Reviews by OtherShoe2:
4.31/5 rDev +5.4%
Pours hazy honeyed gold with a big thick white head initially. 1/8th inch skim bubbly white head/ring with a little splashy foam. Pretty.
Tropical fruit, vanilla, wood, and a little yeast in the nose. Nice.
Best description is a Belgian tripel with alot of fizz and a dry finish. Juicy tropical fruit, mild bitterness, a little cracker, a little bread, vanilla, wood, alcohol. As pallet clears, modest bitterness turns dry and clean. Really good.
Medium bodied because of the carbonation. If you let this go flat, this would be full bodied.
Great brew. Been staring at this for a year and pulled the trigger. $17 a bottle is…creeping toward my top end, but boy is this worth it. Complex and well crafted, and drinkable at 11%. Only other one of this style I've had is Infinium by Sam Adams. SA is absolute sewage compared to this, and actually is more expensive than this.
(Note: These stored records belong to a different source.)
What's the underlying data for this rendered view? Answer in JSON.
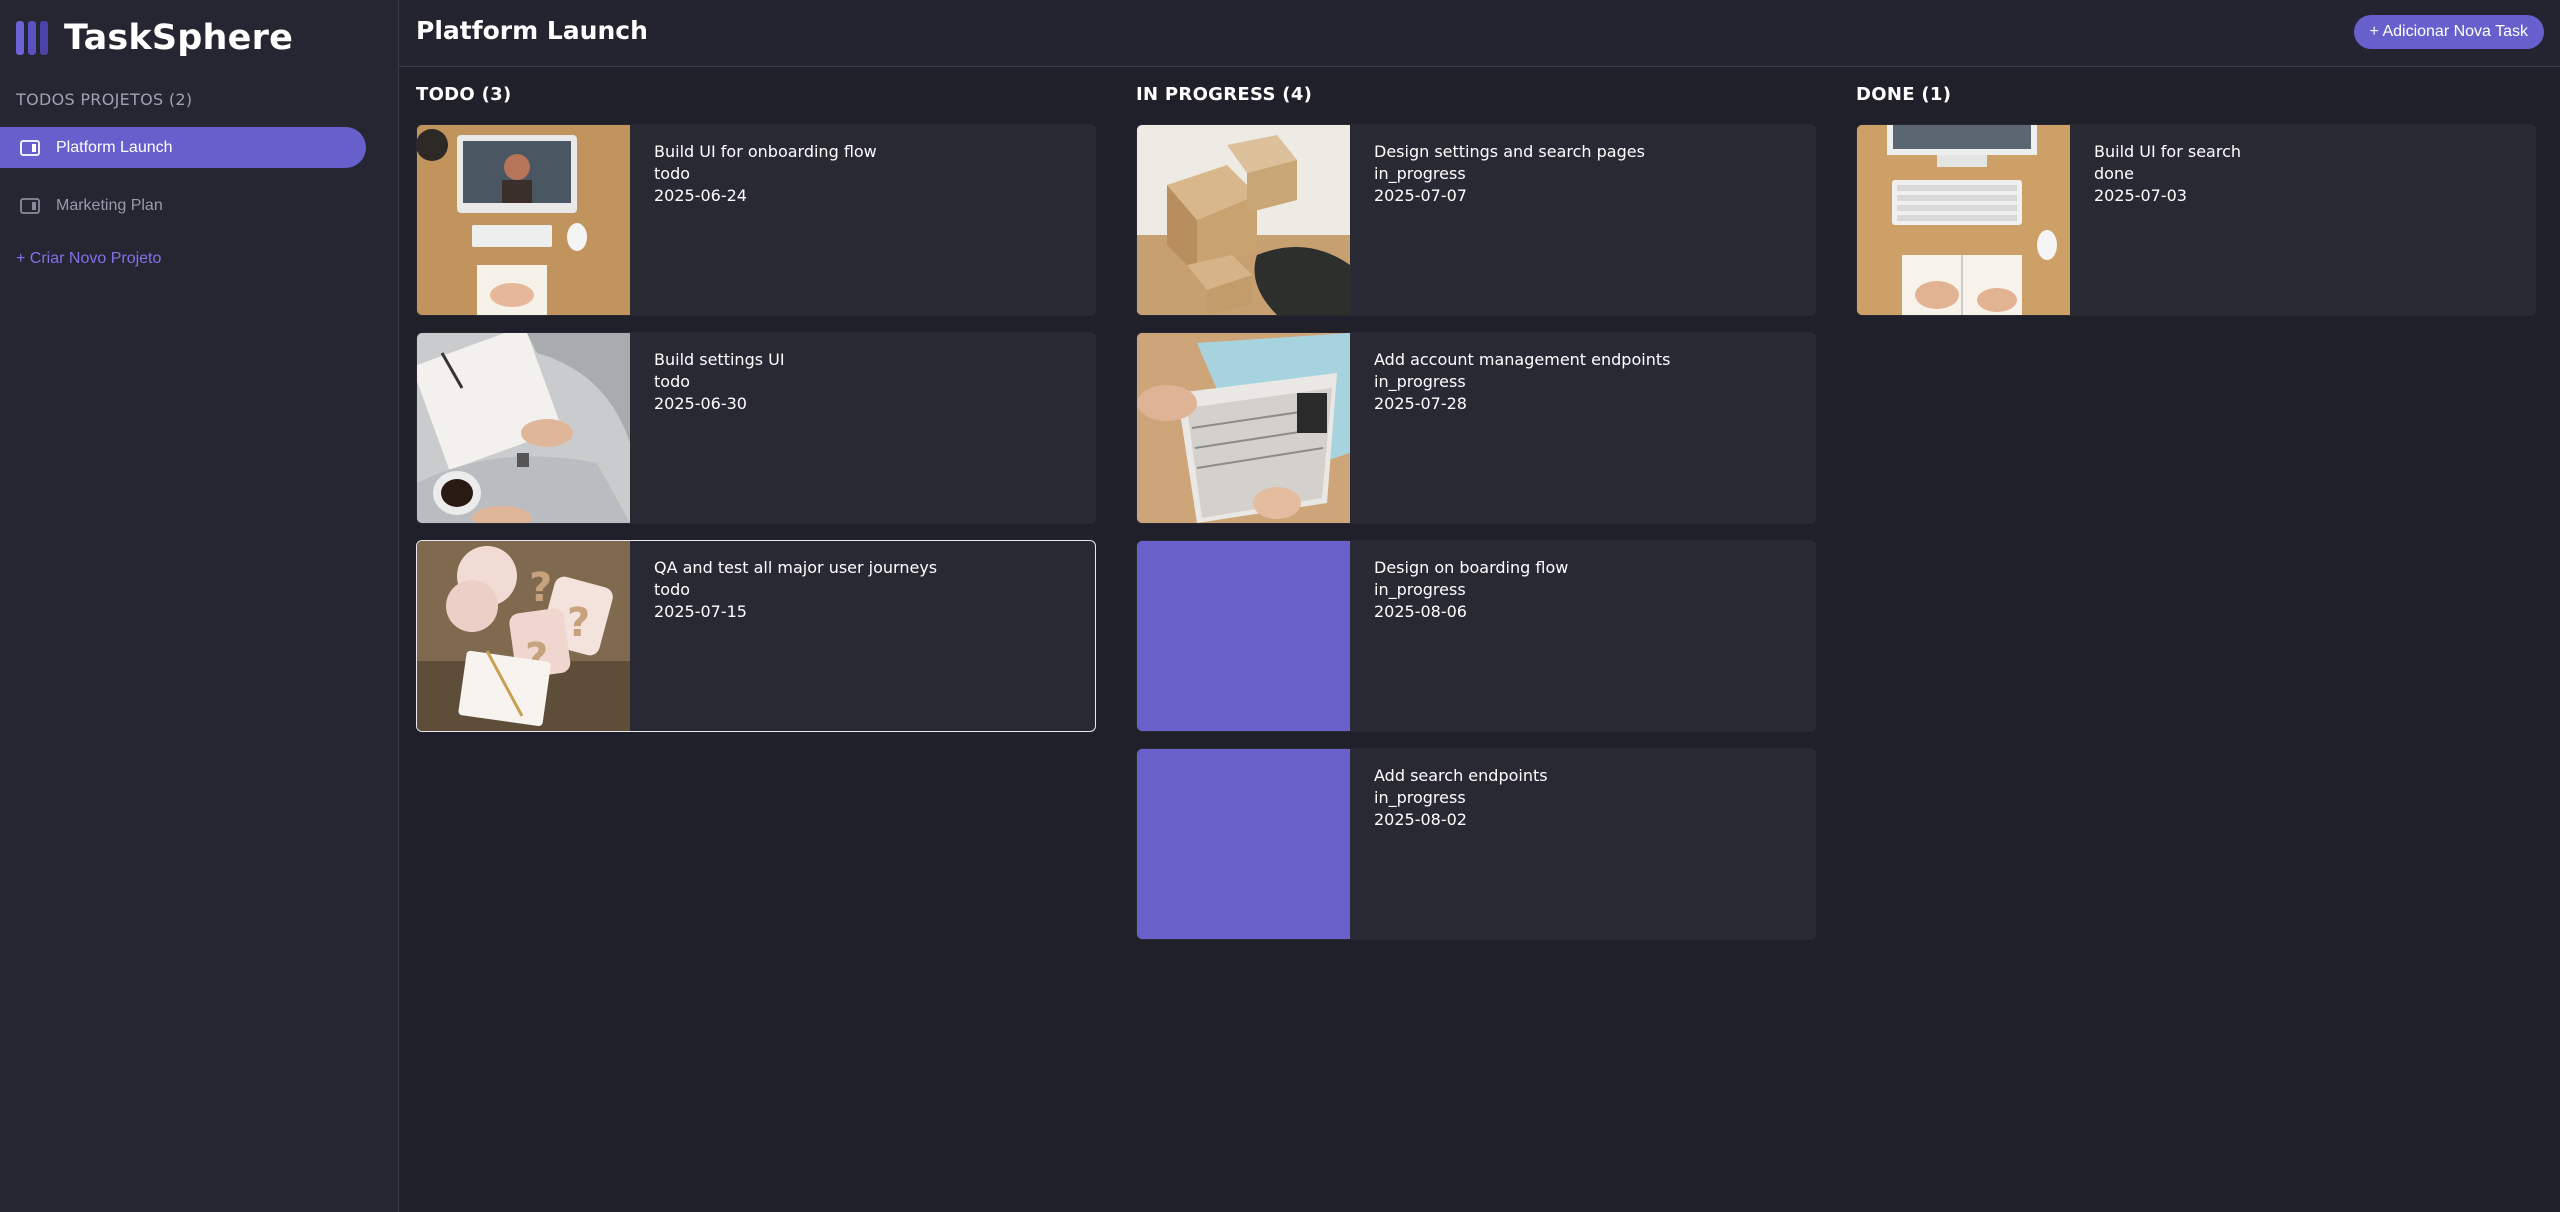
{
  "sidebar": {
    "brand": "TaskSphere",
    "section_label": "TODOS PROJETOS (2)",
    "projects": [
      {
        "label": "Platform Launch",
        "active": true
      },
      {
        "label": "Marketing Plan",
        "active": false
      }
    ],
    "new_project_label": "+ Criar Novo Projeto"
  },
  "header": {
    "title": "Platform Launch",
    "add_task_label": "+ Adicionar Nova Task"
  },
  "columns": [
    {
      "title": "TODO (3)",
      "cards": [
        {
          "title": "Build UI for onboarding flow",
          "status": "todo",
          "date": "2025-06-24",
          "image": "desk-video-call-photo"
        },
        {
          "title": "Build settings UI",
          "status": "todo",
          "date": "2025-06-30",
          "image": "writing-coffee-photo"
        },
        {
          "title": "QA and test all major user journeys",
          "status": "todo",
          "date": "2025-07-15",
          "image": "question-marks-photo"
        }
      ]
    },
    {
      "title": "IN PROGRESS (4)",
      "cards": [
        {
          "title": "Design settings and search pages",
          "status": "in_progress",
          "date": "2025-07-07",
          "image": "cardboard-boxes-photo"
        },
        {
          "title": "Add account management endpoints",
          "status": "in_progress",
          "date": "2025-07-28",
          "image": "file-folder-photo"
        },
        {
          "title": "Design on boarding flow",
          "status": "in_progress",
          "date": "2025-08-06",
          "image": "placeholder"
        },
        {
          "title": "Add search endpoints",
          "status": "in_progress",
          "date": "2025-08-02",
          "image": "placeholder"
        }
      ]
    },
    {
      "title": "DONE (1)",
      "cards": [
        {
          "title": "Build UI for search",
          "status": "done",
          "date": "2025-07-03",
          "image": "keyboard-desk-photo"
        }
      ]
    }
  ],
  "colors": {
    "accent": "#6760cc",
    "background": "#20202a",
    "sidebar": "#262632",
    "card": "#292934"
  }
}
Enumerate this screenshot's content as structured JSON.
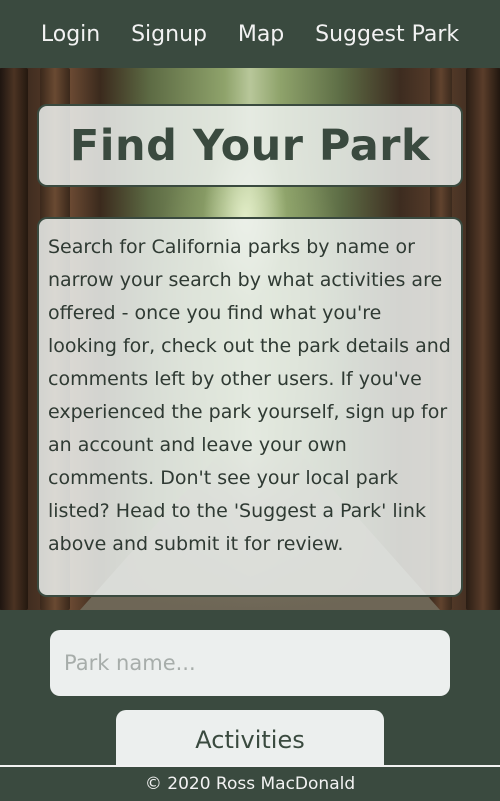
{
  "nav": {
    "items": [
      {
        "label": "Login"
      },
      {
        "label": "Signup"
      },
      {
        "label": "Map"
      },
      {
        "label": "Suggest Park"
      }
    ]
  },
  "hero": {
    "title": "Find Your Park",
    "description": "Search for California parks by name or narrow your search by what activities are offered - once you find what you're looking for, check out the park details and comments left by other users. If you've experienced the park yourself, sign up for an account and leave your own comments. Don't see your local park listed? Head to the 'Suggest a Park' link above and submit it for review."
  },
  "search": {
    "placeholder": "Park name...",
    "value": ""
  },
  "activities": {
    "label": "Activities"
  },
  "footer": {
    "text": "© 2020 Ross MacDonald"
  },
  "colors": {
    "primary": "#3a4a3f",
    "panel": "#ecefee",
    "nav_text": "#f2f2f2"
  }
}
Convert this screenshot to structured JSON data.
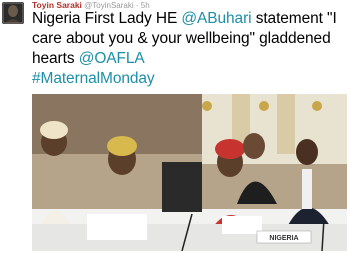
{
  "user": {
    "name": "Toyin Saraki",
    "handle": "@ToyinSaraki",
    "time": "5h"
  },
  "tweet": {
    "part1": "Nigeria First Lady HE ",
    "mention1": "@ABuhari",
    "part2": " statement \"I care about you & your wellbeing\" gladdened hearts ",
    "mention2": "@OAFLA",
    "hashtag": "#MaternalMonday"
  },
  "photo": {
    "placard_text": "NIGERIA"
  },
  "colors": {
    "name": "#b0302a",
    "link": "#1e8fa8",
    "meta": "#9a9a9a"
  },
  "icons": {
    "avatar": "profile-photo"
  }
}
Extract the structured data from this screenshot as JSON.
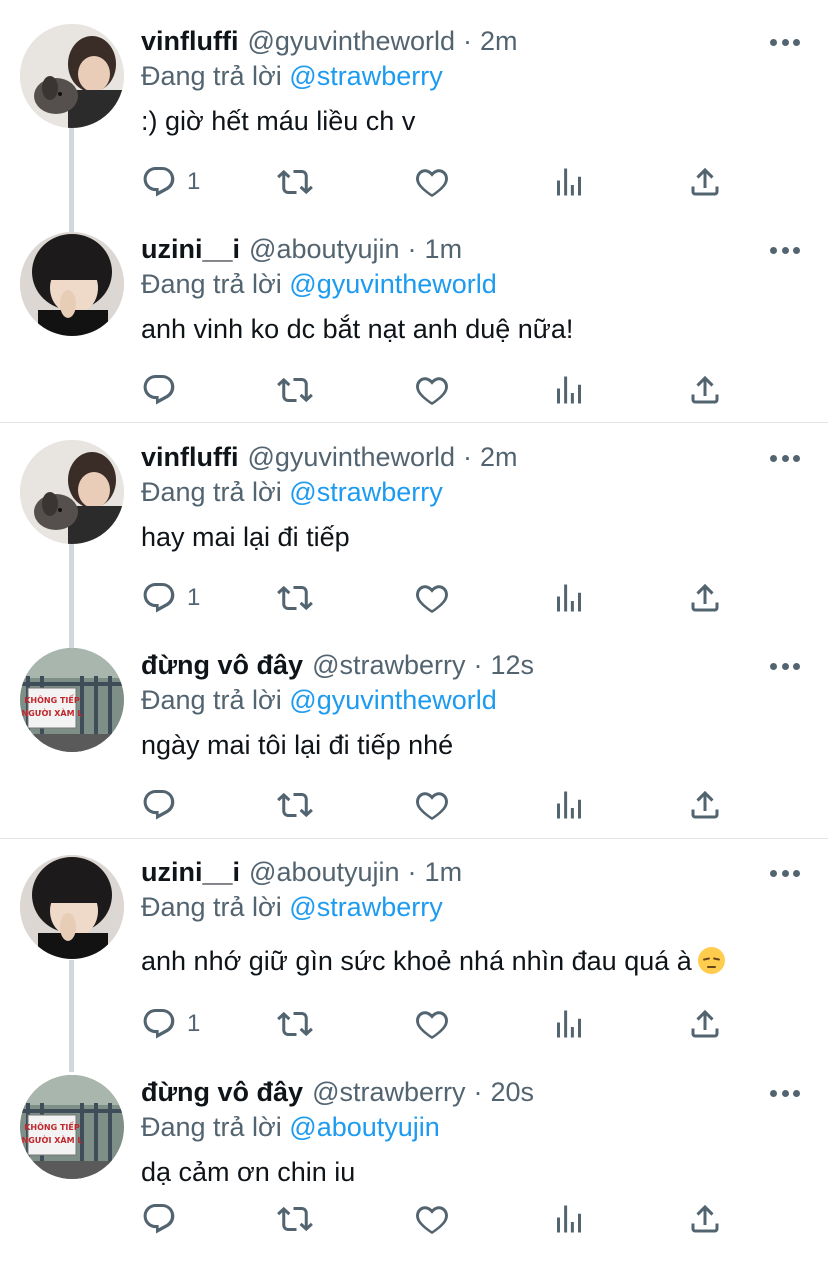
{
  "tweets": [
    {
      "name": "vinfluffi",
      "handle": "@gyuvintheworld",
      "separator": "·",
      "time": "2m",
      "replying_prefix": "Đang trả lời",
      "replying_to": "@strawberry",
      "text": ":) giờ hết máu liều ch v",
      "reply_count": "1",
      "avatar": "boy-with-dog-avatar"
    },
    {
      "name": "uzini__i",
      "handle": "@aboutyujin",
      "separator": "·",
      "time": "1m",
      "replying_prefix": "Đang trả lời",
      "replying_to": "@gyuvintheworld",
      "text": "anh vinh ko dc bắt nạt anh duệ nữa!",
      "reply_count": "",
      "avatar": "girl-hand-face-avatar"
    },
    {
      "name": "vinfluffi",
      "handle": "@gyuvintheworld",
      "separator": "·",
      "time": "2m",
      "replying_prefix": "Đang trả lời",
      "replying_to": "@strawberry",
      "text": "hay mai lại đi tiếp",
      "reply_count": "1",
      "avatar": "boy-with-dog-avatar"
    },
    {
      "name": "đừng vô đây",
      "handle": "@strawberry",
      "separator": "·",
      "time": "12s",
      "replying_prefix": "Đang trả lời",
      "replying_to": "@gyuvintheworld",
      "text": "ngày mai tôi lại đi tiếp nhé",
      "reply_count": "",
      "avatar": "gate-sign-avatar",
      "sign_line1": "KHÔNG TIẾP",
      "sign_line2": "NGƯỜI XÀM L"
    },
    {
      "name": "uzini__i",
      "handle": "@aboutyujin",
      "separator": "·",
      "time": "1m",
      "replying_prefix": "Đang trả lời",
      "replying_to": "@strawberry",
      "text": "anh nhớ giữ gìn sức khoẻ nhá nhìn đau quá à",
      "emoji": "pensive-face-emoji",
      "reply_count": "1",
      "avatar": "girl-hand-face-avatar"
    },
    {
      "name": "đừng vô đây",
      "handle": "@strawberry",
      "separator": "·",
      "time": "20s",
      "replying_prefix": "Đang trả lời",
      "replying_to": "@aboutyujin",
      "text": "dạ cảm ơn chin iu",
      "reply_count": "",
      "avatar": "gate-sign-avatar",
      "sign_line1": "KHÔNG TIẾP",
      "sign_line2": "NGƯỜI XÀM L"
    }
  ],
  "icons": {
    "reply": "reply-icon",
    "retweet": "retweet-icon",
    "like": "like-icon",
    "views": "views-icon",
    "share": "share-icon",
    "more": "more-icon"
  },
  "colors": {
    "mention": "#1d9bf0",
    "secondary_text": "#536471",
    "divider": "#e1e5e8",
    "thread_line": "#cfd9de"
  }
}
Seek this, trade for this, try this.
12-29-2013 20:17:23 | More by OtherShoe2
More User Reviews:
4.15/5 rDev +1.5%
My second attempt at a beer from Enlightenment Ales is their No1 beer, Bière Brut, batch 4. Cold 750mL bottle served -- per instructions -- in a (large) flute. Beer pours slightly cloudy straw yellow with lots of bubbles rising towards a thick white head. Looks like it could *be* a rather dark (yellow) champagne, if the head is allowed to fall. Aroma is slightly yeasty.
My first sip is intensely carbonated with tiny bubbles. Would be carbonated to a fault in any other style, but perfect here. Flavor is really delicate and I find it hard to describe. Grainy, but not malty? Dry, but not hoppy. I say dry, and it is definitely Brut but not Extra Brut (or Natural). Allowing the beer to settle in the mouth brings out the Belgian flavors. This one brings out flavors from Leffe Blonde, or even Westvleteren Blonde. Of course, where those beers are around 6%, this boasts 11% ABV -- but you'd never guess it from the lack of alcohol harshness/burn, residual sugar, heavy mouthfeel, or heavy hop load typical of high gravity ales. Which is not to say it's not more heady than Belgian Pale Ales. I figured the use of "multiple yeast strains" was a gimmick (why not just use the one that works?), but based on the result I can't doubt anything the brewer's done here.
It's been a long time since I tried Infinium, but I think this is way better. The execution here is excellent and drinking this is a real treat, if not a beer for everyday.
01-14-2013 04:11:49 | More by hreb
Enlightenment Brut (Bière De Champagne) from Enlightenment Ales
90 out of 100 based on 74 ratings.